Supplied entries:
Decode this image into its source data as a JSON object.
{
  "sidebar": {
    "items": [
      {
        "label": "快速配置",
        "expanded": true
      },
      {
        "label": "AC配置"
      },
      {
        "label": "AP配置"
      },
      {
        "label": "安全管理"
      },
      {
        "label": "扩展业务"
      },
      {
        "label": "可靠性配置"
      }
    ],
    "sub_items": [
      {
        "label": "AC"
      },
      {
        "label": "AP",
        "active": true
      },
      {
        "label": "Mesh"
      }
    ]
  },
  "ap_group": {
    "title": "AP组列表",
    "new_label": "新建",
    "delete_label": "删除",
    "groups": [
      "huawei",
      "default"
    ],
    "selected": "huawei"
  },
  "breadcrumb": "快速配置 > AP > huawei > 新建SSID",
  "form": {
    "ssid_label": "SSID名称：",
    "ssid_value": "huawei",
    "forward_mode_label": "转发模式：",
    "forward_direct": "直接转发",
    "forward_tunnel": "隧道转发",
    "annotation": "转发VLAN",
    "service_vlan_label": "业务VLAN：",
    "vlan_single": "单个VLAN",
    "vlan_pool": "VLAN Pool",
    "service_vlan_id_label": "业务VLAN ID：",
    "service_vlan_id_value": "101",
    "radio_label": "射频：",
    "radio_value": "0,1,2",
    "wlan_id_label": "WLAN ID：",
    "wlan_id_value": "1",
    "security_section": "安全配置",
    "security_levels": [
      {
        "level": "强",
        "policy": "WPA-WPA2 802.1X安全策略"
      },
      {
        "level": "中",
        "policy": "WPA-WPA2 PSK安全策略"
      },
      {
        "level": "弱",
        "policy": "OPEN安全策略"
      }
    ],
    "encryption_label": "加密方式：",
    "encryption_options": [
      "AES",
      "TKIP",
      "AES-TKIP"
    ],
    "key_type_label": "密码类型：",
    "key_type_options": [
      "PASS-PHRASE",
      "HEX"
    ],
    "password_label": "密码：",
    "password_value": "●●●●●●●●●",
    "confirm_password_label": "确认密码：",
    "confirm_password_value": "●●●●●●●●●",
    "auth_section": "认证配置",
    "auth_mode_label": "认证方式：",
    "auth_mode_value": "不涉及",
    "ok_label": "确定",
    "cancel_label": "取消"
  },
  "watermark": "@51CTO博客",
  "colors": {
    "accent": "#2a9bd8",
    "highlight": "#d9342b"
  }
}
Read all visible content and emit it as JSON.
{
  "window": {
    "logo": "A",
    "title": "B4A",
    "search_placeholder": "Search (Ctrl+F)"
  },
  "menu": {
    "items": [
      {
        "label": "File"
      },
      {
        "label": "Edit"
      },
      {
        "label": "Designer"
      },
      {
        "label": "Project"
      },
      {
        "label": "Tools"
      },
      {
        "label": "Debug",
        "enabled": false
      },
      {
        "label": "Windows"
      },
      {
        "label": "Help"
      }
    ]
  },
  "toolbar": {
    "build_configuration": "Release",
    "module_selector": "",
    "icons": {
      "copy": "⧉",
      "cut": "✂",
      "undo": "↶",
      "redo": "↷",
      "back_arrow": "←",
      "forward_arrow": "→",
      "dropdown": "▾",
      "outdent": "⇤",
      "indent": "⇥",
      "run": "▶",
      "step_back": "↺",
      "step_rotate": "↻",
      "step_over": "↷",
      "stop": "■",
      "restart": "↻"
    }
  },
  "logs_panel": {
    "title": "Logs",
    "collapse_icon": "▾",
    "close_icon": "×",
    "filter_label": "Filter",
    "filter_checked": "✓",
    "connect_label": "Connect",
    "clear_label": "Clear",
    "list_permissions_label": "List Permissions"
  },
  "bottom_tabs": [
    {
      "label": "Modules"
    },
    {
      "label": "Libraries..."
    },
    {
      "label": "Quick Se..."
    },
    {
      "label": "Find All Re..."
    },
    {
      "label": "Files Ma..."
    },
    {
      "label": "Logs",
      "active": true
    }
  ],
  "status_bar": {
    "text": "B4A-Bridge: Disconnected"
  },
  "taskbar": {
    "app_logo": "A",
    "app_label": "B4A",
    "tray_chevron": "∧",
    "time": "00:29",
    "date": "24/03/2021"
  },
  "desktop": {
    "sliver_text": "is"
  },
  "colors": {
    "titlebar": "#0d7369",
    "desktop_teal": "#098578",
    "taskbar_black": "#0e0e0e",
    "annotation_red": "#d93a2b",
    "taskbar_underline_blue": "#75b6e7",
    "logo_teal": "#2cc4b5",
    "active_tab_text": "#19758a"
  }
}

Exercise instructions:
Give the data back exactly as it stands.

Result:
Decode this image into its source data as a JSON object.
{
  "sidebar": {
    "items": [
      {
        "label": "快速配置",
        "expanded": true
      },
      {
        "label": "AC配置"
      },
      {
        "label": "AP配置"
      },
      {
        "label": "安全管理"
      },
      {
        "label": "扩展业务"
      },
      {
        "label": "可靠性配置"
      }
    ],
    "sub_items": [
      {
        "label": "AC"
      },
      {
        "label": "AP",
        "active": true
      },
      {
        "label": "Mesh"
      }
    ]
  },
  "ap_group": {
    "title": "AP组列表",
    "new_label": "新建",
    "delete_label": "删除",
    "groups": [
      "huawei",
      "default"
    ],
    "selected": "huawei"
  },
  "breadcrumb": "快速配置 > AP > huawei > 新建SSID",
  "form": {
    "ssid_label": "SSID名称：",
    "ssid_value": "huawei",
    "forward_mode_label": "转发模式：",
    "forward_direct": "直接转发",
    "forward_tunnel": "隧道转发",
    "annotation": "转发VLAN",
    "service_vlan_label": "业务VLAN：",
    "vlan_single": "单个VLAN",
    "vlan_pool": "VLAN Pool",
    "service_vlan_id_label": "业务VLAN ID：",
    "service_vlan_id_value": "101",
    "radio_label": "射频：",
    "radio_value": "0,1,2",
    "wlan_id_label": "WLAN ID：",
    "wlan_id_value": "1",
    "security_section": "安全配置",
    "security_levels": [
      {
        "level": "强",
        "policy": "WPA-WPA2 802.1X安全策略"
      },
      {
        "level": "中",
        "policy": "WPA-WPA2 PSK安全策略"
      },
      {
        "level": "弱",
        "policy": "OPEN安全策略"
      }
    ],
    "encryption_label": "加密方式：",
    "encryption_options": [
      "AES",
      "TKIP",
      "AES-TKIP"
    ],
    "key_type_label": "密码类型：",
    "key_type_options": [
      "PASS-PHRASE",
      "HEX"
    ],
    "password_label": "密码：",
    "password_value": "●●●●●●●●●",
    "confirm_password_label": "确认密码：",
    "confirm_password_value": "●●●●●●●●●",
    "auth_section": "认证配置",
    "auth_mode_label": "认证方式：",
    "auth_mode_value": "不涉及",
    "ok_label": "确定",
    "cancel_label": "取消"
  },
  "watermark": "@51CTO博客",
  "colors": {
    "accent": "#2a9bd8",
    "highlight": "#d9342b"
  }
}
Read all visible content and emit it as JSON.
{
  "window": {
    "logo": "A",
    "title": "B4A",
    "search_placeholder": "Search (Ctrl+F)"
  },
  "menu": {
    "items": [
      {
        "label": "File"
      },
      {
        "label": "Edit"
      },
      {
        "label": "Designer"
      },
      {
        "label": "Project"
      },
      {
        "label": "Tools"
      },
      {
        "label": "Debug",
        "enabled": false
      },
      {
        "label": "Windows"
      },
      {
        "label": "Help"
      }
    ]
  },
  "toolbar": {
    "build_configuration": "Release",
    "module_selector": "",
    "icons": {
      "copy": "⧉",
      "cut": "✂",
      "undo": "↶",
      "redo": "↷",
      "back_arrow": "←",
      "forward_arrow": "→",
      "dropdown": "▾",
      "outdent": "⇤",
      "indent": "⇥",
      "run": "▶",
      "step_back": "↺",
      "step_rotate": "↻",
      "step_over": "↷",
      "stop": "■",
      "restart": "↻"
    }
  },
  "logs_panel": {
    "title": "Logs",
    "collapse_icon": "▾",
    "close_icon": "×",
    "filter_label": "Filter",
    "filter_checked": "✓",
    "connect_label": "Connect",
    "clear_label": "Clear",
    "list_permissions_label": "List Permissions"
  },
  "bottom_tabs": [
    {
      "label": "Modules"
    },
    {
      "label": "Libraries..."
    },
    {
      "label": "Quick Se..."
    },
    {
      "label": "Find All Re..."
    },
    {
      "label": "Files Ma..."
    },
    {
      "label": "Logs",
      "active": true
    }
  ],
  "status_bar": {
    "text": "B4A-Bridge: Disconnected"
  },
  "taskbar": {
    "app_logo": "A",
    "app_label": "B4A",
    "tray_chevron": "∧",
    "time": "00:29",
    "date": "24/03/2021"
  },
  "desktop": {
    "sliver_text": "is"
  },
  "colors": {
    "titlebar": "#0d7369",
    "desktop_teal": "#098578",
    "taskbar_black": "#0e0e0e",
    "annotation_red": "#d93a2b",
    "taskbar_underline_blue": "#75b6e7",
    "logo_teal": "#2cc4b5",
    "active_tab_text": "#19758a"
  }
}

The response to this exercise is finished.